● **What this task involves**
Copies of all lines that contain "Pixel" are needed; take them from the data below.

● **Entries from a dataset of interfaces**
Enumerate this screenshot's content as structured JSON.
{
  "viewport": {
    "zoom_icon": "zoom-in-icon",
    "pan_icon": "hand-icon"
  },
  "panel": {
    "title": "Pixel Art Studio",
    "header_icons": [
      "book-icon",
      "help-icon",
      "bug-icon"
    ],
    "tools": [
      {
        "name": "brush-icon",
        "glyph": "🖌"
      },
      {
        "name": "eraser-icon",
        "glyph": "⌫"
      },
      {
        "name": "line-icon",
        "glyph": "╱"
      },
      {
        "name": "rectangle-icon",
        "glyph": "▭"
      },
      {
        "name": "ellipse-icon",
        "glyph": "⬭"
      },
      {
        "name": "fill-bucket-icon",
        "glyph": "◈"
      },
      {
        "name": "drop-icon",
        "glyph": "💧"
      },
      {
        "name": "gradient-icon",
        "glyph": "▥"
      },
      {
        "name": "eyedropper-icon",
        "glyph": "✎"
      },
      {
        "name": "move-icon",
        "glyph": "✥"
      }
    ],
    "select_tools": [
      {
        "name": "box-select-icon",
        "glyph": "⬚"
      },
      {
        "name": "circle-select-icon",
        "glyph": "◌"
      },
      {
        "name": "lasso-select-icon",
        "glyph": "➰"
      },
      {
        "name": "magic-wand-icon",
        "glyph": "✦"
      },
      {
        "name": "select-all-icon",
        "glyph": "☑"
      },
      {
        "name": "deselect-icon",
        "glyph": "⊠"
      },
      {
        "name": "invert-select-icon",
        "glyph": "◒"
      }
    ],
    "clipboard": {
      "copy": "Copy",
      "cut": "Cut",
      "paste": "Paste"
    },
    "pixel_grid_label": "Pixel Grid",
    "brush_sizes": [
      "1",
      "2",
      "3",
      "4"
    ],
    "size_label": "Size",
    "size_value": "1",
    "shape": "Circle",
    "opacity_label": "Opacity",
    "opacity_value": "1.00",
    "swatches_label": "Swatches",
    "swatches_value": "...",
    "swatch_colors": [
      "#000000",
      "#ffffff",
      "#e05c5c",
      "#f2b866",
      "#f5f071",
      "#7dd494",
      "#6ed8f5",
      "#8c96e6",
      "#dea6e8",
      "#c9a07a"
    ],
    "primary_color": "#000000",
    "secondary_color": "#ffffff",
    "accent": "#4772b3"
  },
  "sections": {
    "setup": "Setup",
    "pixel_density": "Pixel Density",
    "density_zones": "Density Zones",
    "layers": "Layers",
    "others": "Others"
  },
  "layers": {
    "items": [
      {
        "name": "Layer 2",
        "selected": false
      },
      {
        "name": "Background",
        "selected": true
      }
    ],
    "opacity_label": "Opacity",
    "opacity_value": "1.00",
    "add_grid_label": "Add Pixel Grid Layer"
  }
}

● **Output for this task**
    "title": "Pixel Art Studio",
    "pixel_grid_label": "Pixel Grid",
    "pixel_density": "Pixel Density",
    "add_grid_label": "Add Pixel Grid Layer"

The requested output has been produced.